Critique and Cosmos After Misao Miyoshi
ROB WILSON and PAUL A. BOVÉ , issue editors A special issue of boundary 2: an international journal of literature and culture
August 228 pages, 7 illustrations Volume 46, number 3 paper, 978-1-4780-0519-3 $12.00/£9.99
This special issue aims to channel the energies, tactics, critical forces, and comparative poetics Masao Miyoshi (1928–2009) carried out in his work from the 1970s on: coming to terms with his concept of aftering (the act of prolonging and transforming impacts across cultural, political, and disciplinary borders) and its temporal, border-crossing, translational, field-reframing, and revisionary effects. Contributors do not assess his scholarship and photography in any memorial, critical, or honorific sense. Instead, they seek to renew the critical visions that he distributed across various fields, from Asian to Asian American studies and beyond. Each takes seriously the mandate inside Miyoshi’s work that cultural criticism envision its work broadly and courageously. Essays address the state of Japan studies; China’s role in twentieth-century geopolitics, particularly involving Tibet; the critical ethos of “the planetary” in the Anthropocene; and the Korean film Snowpiercer, whose plot represents an embodiment of killer capitalism. Contributors Paul A. Bové, Tsering Wangmo Dhompa, Arif Dirlik, Harry Harootunian, Reginald Jackson, Mary Layoun, Christine L. Marran, George Solt, Keijiro Suga, Stefan Tanaka, Chih-ming Wang, Rob Wilson
Rob Wilson is Professor of Literature, Creative Writing, and Cultural Studies at the University of California, Santa Cruz, and the author of numerous books, including Reimagining the American Pacific: From South Pacific to Bamboo Ridge and Beyond, also published by Duke University Press. Paul A. Bové is Distinguished Professor of English at the University of Pittsburgh and editor of boundary 2.
Archives, Archival Practice, and the Writing of History in Premodern Korea JUNGWON KIM , issue editor
A special issue of Journal of Korean Studies
THE JOURNAL OF KOREAN STUDIES
A R C H I V E S , A R C H I VA L P R A C T I C E , A N D T H E W R I T I N G O F H I S T O RY I N P R E M O D E R N K O R E A G UES T EDITED BY JUNGWON K IM
September 220 pages Volume 24, number 2 paper, 978-1-4780-0521-6 $14.00/£10.99

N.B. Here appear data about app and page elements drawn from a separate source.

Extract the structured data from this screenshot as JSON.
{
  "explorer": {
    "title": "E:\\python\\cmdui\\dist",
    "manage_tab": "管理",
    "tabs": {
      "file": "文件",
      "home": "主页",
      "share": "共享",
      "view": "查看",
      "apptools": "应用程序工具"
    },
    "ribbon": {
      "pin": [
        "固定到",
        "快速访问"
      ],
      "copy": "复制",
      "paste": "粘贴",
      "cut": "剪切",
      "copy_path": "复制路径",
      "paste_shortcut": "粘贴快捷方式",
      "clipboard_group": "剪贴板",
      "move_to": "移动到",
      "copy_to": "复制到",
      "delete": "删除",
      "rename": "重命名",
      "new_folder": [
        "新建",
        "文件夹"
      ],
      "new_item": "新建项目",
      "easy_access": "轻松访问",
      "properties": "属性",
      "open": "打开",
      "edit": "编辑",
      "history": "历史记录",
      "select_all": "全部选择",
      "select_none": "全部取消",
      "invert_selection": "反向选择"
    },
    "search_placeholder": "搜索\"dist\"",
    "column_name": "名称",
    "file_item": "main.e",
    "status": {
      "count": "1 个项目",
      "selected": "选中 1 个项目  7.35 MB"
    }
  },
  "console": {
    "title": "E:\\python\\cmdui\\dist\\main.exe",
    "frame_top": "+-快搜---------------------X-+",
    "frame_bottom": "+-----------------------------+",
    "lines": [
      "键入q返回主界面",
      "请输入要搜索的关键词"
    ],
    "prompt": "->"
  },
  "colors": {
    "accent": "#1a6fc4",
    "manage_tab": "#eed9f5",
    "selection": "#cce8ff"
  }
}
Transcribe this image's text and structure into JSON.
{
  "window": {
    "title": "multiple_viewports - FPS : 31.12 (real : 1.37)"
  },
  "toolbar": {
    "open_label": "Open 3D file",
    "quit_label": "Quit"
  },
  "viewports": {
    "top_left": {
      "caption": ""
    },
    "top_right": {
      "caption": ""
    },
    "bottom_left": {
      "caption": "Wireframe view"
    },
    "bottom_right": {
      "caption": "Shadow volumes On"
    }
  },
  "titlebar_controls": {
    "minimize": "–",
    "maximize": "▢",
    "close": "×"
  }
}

In premodern Korea, archives were gathered and housed not only in official or state storerooms but also in unofficial sites such as the libraries of lineage associations and local academies. Contributors to this special issue reveal how these archives cast light on what and who were left out of the conventional historiography of premodern Korea, taking the archive beyond its usual definition as a collection of historical documents of the past. Topics include how premodern Korean record-keeping was used to shape contemporary historiographical knowledge of Chosŏn Buddhism; the role of the Catholic Archives in documenting life in Chosŏn Korea; and whether the term “archive,” as used in European traditions, is relevant to premodern Korean traditions. By addressing topics such as the formation and use of archives and the role of archives in the circulation of knowledge, contributors invite a vital conversation about how histories of the archive might reshape stories about premodern Korea. Contributors Ksenia Chizhova, Jungwon Kim, Sung-Eun Thomas Kim, Franklin Rausch, Graeme Reynolds, Sem Vermeersch, Sixiang Wang, Yuan Ye
Jungwon Kim is King Sejong Assistant Professor of Korean Studies in the Humanities at Columbia University.
The Fall & Winter 2019 catalog from Duke University Press.